Continues line of spine, but slightly curved, without kinks or twists, not carried too high, or touching ground when at rest.
Gait & movement
Should be free and flowing. Stride should be long, with the drive coming from the hindquarters when viewed from the side. Viewed from in front or behind, the legs and feet should move parallel to each other with the distance apart being the width of the shoulder and hip joints respectively.
Smooth-haired: dense, short and smooth. Hair on underside of tail coarse in texture. Skin loose and supple, but fitting closely all over without dewlap and little or no wrinkle. Longhaired: soft and straight, or only slightly waved; longest under neck, on underparts of body, and behind legs, where it forms abundant feathering, and on tail where it forms a flag. Outside of ears well feathered. Coat flat, and not obscuring outline. Too much hair on feet undesirable. Wirehaired: with exception of jaw, eyebrows, chin and ears, the whole body should be covered with a short, straight, harsh coat with dense undercoat, beard on the chin, eyebrows bushy, but hair on ears almost smooth. Legs and feet well but neatly furnished with harsh coat.
All colours permitted but no white permissible, save for a small patch on chest which is permitted but not desirable. The dapple pattern is expressed as lighter coloured areas contrasting with the darker base.
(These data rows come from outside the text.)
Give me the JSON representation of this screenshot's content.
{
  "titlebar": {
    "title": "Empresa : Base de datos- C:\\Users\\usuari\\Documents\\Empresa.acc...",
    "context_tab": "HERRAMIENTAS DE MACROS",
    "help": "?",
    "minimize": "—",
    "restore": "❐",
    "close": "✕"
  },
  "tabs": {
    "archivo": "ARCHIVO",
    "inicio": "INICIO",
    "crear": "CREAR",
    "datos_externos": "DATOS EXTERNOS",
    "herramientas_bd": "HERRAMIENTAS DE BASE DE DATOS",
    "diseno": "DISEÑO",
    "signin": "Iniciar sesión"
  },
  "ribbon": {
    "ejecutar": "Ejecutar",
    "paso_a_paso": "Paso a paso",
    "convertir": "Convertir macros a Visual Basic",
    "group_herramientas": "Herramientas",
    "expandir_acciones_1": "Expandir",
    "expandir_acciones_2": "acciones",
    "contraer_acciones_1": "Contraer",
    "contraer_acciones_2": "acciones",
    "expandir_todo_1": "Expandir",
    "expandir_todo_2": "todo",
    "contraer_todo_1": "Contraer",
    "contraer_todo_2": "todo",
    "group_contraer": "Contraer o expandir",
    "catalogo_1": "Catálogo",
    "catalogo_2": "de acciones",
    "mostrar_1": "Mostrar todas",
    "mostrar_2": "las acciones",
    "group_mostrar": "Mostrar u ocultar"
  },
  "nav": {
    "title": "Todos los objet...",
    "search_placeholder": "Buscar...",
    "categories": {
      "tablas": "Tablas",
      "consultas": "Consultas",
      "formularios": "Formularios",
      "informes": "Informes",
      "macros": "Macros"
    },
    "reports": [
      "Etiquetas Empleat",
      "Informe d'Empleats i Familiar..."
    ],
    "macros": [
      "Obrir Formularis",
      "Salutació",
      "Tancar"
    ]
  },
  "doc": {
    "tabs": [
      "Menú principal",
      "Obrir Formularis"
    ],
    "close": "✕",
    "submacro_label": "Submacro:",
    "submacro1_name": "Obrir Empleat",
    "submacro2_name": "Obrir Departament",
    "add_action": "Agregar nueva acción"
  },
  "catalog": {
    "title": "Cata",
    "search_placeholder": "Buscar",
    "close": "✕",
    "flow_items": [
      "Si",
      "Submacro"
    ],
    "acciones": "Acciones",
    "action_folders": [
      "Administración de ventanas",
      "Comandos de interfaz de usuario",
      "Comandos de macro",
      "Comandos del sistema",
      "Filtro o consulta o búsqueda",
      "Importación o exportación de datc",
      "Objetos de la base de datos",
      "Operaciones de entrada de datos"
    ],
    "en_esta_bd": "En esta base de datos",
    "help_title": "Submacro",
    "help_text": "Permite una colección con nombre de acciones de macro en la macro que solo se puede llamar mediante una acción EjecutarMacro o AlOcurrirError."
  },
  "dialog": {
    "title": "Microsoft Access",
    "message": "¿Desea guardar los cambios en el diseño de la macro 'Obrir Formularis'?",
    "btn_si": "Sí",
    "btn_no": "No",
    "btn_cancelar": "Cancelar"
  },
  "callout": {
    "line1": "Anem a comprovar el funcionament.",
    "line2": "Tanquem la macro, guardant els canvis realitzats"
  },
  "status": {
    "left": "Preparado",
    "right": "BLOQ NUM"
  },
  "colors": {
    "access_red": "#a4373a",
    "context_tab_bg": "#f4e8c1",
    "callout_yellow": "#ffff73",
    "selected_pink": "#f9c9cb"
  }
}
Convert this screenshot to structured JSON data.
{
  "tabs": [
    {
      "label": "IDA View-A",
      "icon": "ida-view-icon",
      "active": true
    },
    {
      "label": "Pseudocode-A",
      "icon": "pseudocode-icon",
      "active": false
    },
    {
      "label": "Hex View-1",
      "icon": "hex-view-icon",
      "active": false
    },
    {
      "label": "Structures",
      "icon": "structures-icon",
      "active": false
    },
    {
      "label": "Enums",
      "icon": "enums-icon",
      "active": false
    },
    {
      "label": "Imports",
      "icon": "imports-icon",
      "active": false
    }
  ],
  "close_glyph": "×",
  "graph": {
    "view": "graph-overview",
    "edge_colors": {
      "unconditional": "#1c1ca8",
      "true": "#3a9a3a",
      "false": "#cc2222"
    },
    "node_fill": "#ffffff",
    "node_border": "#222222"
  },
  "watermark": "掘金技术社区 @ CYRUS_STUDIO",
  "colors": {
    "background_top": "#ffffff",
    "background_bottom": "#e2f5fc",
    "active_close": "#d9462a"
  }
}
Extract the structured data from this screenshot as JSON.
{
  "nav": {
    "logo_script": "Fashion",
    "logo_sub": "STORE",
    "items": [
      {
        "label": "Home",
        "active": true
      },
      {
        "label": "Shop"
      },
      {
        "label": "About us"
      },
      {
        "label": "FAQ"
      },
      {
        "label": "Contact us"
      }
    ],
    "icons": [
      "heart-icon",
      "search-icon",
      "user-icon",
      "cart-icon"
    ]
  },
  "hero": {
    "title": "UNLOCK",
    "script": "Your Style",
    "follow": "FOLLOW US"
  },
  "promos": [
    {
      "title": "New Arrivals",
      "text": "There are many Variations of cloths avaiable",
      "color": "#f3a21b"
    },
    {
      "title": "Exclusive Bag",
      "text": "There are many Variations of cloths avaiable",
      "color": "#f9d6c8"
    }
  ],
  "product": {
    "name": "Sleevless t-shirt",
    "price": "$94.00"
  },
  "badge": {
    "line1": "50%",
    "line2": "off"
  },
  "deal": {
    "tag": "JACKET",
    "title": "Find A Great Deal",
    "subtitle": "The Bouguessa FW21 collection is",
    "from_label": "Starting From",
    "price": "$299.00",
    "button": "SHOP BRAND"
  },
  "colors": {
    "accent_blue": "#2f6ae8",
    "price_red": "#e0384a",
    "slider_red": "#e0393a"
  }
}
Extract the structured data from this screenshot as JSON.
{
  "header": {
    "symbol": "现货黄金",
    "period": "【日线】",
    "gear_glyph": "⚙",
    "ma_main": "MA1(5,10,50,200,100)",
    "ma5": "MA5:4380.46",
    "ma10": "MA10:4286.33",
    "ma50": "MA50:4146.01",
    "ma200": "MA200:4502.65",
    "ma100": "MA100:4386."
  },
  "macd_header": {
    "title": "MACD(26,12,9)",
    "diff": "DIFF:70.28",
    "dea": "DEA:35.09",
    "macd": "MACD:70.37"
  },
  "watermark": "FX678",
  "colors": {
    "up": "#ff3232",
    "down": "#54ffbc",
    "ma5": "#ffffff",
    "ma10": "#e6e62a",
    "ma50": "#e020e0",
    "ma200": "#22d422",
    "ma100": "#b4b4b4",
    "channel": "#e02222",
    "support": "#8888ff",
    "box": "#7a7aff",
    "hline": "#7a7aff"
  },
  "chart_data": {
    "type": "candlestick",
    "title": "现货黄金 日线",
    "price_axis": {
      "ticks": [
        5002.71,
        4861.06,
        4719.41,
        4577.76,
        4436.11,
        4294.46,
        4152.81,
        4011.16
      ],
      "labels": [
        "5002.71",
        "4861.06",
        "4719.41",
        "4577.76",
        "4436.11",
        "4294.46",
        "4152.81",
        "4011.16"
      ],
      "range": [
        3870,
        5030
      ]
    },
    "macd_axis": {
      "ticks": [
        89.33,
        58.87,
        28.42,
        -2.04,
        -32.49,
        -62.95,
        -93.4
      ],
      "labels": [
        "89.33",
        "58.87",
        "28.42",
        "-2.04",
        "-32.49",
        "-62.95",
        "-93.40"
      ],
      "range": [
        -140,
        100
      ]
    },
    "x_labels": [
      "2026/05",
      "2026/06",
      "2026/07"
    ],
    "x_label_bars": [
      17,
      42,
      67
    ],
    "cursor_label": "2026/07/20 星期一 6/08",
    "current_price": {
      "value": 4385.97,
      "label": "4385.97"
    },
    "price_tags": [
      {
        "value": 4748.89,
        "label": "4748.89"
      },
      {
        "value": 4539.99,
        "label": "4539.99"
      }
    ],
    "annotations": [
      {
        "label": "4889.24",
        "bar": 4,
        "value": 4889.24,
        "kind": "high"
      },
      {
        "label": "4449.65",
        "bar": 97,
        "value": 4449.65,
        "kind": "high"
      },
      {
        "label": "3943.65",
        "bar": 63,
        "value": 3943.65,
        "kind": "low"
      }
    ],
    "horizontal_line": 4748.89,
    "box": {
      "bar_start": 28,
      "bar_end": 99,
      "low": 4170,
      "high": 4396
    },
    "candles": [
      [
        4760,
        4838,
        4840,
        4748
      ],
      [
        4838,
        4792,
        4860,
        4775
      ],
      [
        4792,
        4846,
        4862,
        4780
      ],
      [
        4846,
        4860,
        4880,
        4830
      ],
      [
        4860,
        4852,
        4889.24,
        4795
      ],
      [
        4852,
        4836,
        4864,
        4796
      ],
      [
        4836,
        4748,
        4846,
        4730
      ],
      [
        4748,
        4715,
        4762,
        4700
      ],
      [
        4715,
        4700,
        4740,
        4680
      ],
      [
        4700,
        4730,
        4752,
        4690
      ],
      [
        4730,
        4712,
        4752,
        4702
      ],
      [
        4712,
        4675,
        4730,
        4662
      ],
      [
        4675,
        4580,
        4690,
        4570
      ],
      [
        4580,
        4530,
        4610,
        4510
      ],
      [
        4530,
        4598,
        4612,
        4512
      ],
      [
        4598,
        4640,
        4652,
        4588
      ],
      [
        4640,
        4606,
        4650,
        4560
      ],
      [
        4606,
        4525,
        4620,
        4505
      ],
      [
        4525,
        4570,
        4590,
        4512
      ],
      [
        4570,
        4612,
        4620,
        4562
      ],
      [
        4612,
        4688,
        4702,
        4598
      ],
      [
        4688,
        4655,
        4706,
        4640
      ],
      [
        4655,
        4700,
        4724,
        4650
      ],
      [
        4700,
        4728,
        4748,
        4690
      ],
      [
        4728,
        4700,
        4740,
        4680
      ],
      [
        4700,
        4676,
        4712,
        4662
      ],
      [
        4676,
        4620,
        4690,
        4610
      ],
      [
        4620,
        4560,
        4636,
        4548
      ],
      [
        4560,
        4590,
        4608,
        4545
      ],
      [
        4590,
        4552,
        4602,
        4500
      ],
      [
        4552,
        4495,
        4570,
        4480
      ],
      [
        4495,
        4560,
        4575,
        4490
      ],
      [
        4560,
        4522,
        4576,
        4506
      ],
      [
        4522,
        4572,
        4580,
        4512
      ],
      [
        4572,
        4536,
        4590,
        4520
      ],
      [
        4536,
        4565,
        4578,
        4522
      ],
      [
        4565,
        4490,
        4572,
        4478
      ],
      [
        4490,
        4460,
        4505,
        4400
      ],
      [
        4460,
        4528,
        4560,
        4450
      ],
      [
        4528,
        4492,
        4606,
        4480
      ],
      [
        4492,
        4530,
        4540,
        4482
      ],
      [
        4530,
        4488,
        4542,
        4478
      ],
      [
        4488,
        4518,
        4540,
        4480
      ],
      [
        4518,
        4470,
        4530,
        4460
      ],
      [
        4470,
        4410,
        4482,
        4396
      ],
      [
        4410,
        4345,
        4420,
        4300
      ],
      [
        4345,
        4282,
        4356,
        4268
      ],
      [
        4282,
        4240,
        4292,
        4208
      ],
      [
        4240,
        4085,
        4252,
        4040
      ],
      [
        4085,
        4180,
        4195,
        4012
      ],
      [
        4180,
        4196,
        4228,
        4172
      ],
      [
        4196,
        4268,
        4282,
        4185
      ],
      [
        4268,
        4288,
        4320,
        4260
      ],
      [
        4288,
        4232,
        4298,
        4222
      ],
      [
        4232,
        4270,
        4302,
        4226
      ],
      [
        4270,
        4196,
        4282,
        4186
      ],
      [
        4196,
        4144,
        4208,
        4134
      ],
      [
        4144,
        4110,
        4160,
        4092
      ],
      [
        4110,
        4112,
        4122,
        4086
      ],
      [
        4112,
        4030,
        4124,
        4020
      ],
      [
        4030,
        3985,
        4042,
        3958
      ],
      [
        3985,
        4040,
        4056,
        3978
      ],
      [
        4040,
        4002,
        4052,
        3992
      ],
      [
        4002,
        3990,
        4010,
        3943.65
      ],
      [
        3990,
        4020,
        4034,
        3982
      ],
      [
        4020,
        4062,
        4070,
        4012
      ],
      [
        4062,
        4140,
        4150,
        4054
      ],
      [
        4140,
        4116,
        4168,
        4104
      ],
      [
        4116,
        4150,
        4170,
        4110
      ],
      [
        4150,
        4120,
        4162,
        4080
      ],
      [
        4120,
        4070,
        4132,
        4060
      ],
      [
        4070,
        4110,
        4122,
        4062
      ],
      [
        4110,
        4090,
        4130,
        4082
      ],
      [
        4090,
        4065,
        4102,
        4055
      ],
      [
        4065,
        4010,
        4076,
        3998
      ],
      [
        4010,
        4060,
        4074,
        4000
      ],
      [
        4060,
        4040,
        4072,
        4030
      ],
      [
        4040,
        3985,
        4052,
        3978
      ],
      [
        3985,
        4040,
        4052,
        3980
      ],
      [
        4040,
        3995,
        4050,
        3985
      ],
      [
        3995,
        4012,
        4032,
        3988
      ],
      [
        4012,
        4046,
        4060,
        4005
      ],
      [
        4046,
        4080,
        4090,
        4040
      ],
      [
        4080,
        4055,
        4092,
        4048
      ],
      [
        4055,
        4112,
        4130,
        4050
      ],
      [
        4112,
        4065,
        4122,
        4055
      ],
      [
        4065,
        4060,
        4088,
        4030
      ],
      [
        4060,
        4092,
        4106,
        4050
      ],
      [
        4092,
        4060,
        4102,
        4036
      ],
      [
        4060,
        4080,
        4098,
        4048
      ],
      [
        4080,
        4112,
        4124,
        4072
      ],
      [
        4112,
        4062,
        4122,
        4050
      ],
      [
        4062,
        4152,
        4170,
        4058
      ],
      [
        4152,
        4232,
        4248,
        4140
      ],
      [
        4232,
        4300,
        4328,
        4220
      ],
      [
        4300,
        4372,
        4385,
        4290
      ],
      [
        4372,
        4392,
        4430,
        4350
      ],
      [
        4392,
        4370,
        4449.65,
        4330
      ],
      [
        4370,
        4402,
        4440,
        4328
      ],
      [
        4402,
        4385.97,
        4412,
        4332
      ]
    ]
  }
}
Neither the light nor the dark colour should predominate. Double dapple (where varying amounts of white occurs all over the body in addition to the dapple pattern) is unacceptable. Nose and nails black in all colours except chocolate/tan and chocolate/dapple where they are brown.
Any departure from the foregoing points, including desired body condition, should be considered a fault and the seriousness with which the fault should be regarded should be in exact proportion to its degree and its effect upon the health and welfare of the dog.
Where to get a Dachshund puppy
It is always best to contact the breed clubs to enquire whether any members have puppies in your area. If you go to a breeder recommended by a club, you can meet the puppies with their mother – which is always recommended – and ask advice on selecting the ideal puppy for you from experts within the breed. These breeders will also abide by their breed club’s code of ethics. It’s also useful to join a breed club, even if you don’t want to show your Dachshund, as you will maintain contact with other owners and there will always be an experienced owner or breeder on hand to ask for help if you encounter any problems with your dog, such as feeding, training and general care.
Expect to pay… between £500 and £1,000 for a Dachshund, depending on which coat type and size it is, and whether it is pet or show quality. A show puppy can never be guaranteed until he has been in the ring and won prizes. A reputable breeder will not sell a show puppy, but one with potential. Expect
Dachshund fact Schultzie the Dachshund was charged with digging an escape tunnel from the dog pound in the classic animated Disney movie Lady and the Tramp.
The Dachshund Club of UK Anne Moore (secretary), tel. 01530 271796.
The Dachshund Club of Wales Mrs J I Armstrong (secretary), tel. 01639 884082.
Scottish Dachshund Club Mrs Edna Cooper (secretary), tel. 01912 500017.
Miniature Dachshund Club Mrs Dawn Norton (secretary), tel. 01939 250210.
The Smooth Haired Dachshund Club Miss Claire Bethel (secretary), tel. 01614 377457 or 07786 966073.
The Wirehaired Dachshund Club Mr Philip Robinson (secretary), tel: 01752 216331.
The Longhaired Dachshund Club Mr Trevor Watkins (secretary), tel. 01953 498642.
Did you know? Andy Warhol owned a pair of Dachshunds, Archie and Amos, whom he depicted in his paintings and mentioned frequently in his diaries.
About the author Nick Mays is a journalist specialising in animal media. He lives in Yorkshire with his family and four dogs. Nick is also the author of several books on animal care.